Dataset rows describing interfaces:
============

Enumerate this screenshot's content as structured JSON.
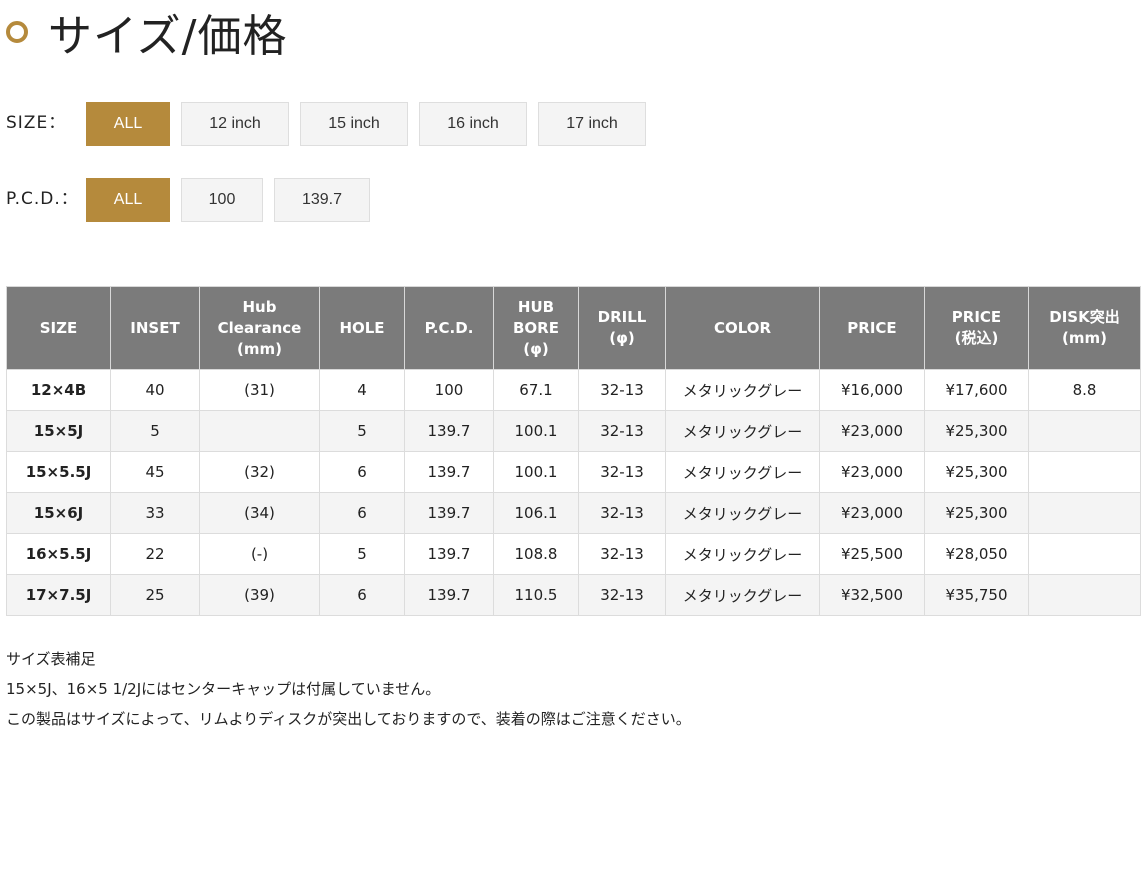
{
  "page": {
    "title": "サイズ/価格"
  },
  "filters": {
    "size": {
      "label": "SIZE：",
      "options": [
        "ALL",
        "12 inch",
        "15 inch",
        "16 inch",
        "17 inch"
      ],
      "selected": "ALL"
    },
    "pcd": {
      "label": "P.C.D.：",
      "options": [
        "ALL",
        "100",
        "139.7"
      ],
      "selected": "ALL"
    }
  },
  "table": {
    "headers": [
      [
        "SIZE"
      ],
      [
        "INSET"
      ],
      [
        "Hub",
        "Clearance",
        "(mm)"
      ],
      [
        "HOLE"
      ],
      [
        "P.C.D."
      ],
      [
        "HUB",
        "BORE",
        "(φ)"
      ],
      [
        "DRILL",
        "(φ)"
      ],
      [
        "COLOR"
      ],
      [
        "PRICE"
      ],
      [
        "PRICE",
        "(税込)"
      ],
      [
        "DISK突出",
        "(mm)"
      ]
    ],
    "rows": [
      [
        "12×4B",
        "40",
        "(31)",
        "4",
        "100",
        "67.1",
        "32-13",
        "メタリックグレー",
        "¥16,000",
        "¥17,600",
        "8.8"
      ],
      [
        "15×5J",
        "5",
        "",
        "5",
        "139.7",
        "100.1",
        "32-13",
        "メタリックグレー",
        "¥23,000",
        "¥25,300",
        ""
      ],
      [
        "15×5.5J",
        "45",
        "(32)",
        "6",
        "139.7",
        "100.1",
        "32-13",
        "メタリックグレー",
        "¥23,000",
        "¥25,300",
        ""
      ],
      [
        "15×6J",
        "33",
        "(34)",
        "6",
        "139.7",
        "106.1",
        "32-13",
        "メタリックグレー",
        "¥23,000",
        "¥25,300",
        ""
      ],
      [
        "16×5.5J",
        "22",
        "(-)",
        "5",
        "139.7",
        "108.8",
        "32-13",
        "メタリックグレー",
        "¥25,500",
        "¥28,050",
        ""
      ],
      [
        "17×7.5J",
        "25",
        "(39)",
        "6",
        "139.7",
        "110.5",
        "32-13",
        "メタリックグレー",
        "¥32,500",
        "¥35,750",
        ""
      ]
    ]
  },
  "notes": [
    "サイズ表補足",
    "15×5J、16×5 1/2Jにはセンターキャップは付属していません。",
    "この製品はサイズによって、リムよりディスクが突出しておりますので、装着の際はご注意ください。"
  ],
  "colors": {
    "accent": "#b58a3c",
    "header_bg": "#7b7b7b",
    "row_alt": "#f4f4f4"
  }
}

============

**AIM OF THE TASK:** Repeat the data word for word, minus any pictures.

**EXERCISE ANSWER:**
Enumerate this screenshot's content as structured JSON.
{
  "page": {
    "title": "サイズ/価格"
  },
  "filters": {
    "size": {
      "label": "SIZE：",
      "options": [
        "ALL",
        "12 inch",
        "15 inch",
        "16 inch",
        "17 inch"
      ],
      "selected": "ALL"
    },
    "pcd": {
      "label": "P.C.D.：",
      "options": [
        "ALL",
        "100",
        "139.7"
      ],
      "selected": "ALL"
    }
  },
  "table": {
    "headers": [
      [
        "SIZE"
      ],
      [
        "INSET"
      ],
      [
        "Hub",
        "Clearance",
        "(mm)"
      ],
      [
        "HOLE"
      ],
      [
        "P.C.D."
      ],
      [
        "HUB",
        "BORE",
        "(φ)"
      ],
      [
        "DRILL",
        "(φ)"
      ],
      [
        "COLOR"
      ],
      [
        "PRICE"
      ],
      [
        "PRICE",
        "(税込)"
      ],
      [
        "DISK突出",
        "(mm)"
      ]
    ],
    "rows": [
      [
        "12×4B",
        "40",
        "(31)",
        "4",
        "100",
        "67.1",
        "32-13",
        "メタリックグレー",
        "¥16,000",
        "¥17,600",
        "8.8"
      ],
      [
        "15×5J",
        "5",
        "",
        "5",
        "139.7",
        "100.1",
        "32-13",
        "メタリックグレー",
        "¥23,000",
        "¥25,300",
        ""
      ],
      [
        "15×5.5J",
        "45",
        "(32)",
        "6",
        "139.7",
        "100.1",
        "32-13",
        "メタリックグレー",
        "¥23,000",
        "¥25,300",
        ""
      ],
      [
        "15×6J",
        "33",
        "(34)",
        "6",
        "139.7",
        "106.1",
        "32-13",
        "メタリックグレー",
        "¥23,000",
        "¥25,300",
        ""
      ],
      [
        "16×5.5J",
        "22",
        "(-)",
        "5",
        "139.7",
        "108.8",
        "32-13",
        "メタリックグレー",
        "¥25,500",
        "¥28,050",
        ""
      ],
      [
        "17×7.5J",
        "25",
        "(39)",
        "6",
        "139.7",
        "110.5",
        "32-13",
        "メタリックグレー",
        "¥32,500",
        "¥35,750",
        ""
      ]
    ]
  },
  "notes": [
    "サイズ表補足",
    "15×5J、16×5 1/2Jにはセンターキャップは付属していません。",
    "この製品はサイズによって、リムよりディスクが突出しておりますので、装着の際はご注意ください。"
  ],
  "colors": {
    "accent": "#b58a3c",
    "header_bg": "#7b7b7b",
    "row_alt": "#f4f4f4"
  }
}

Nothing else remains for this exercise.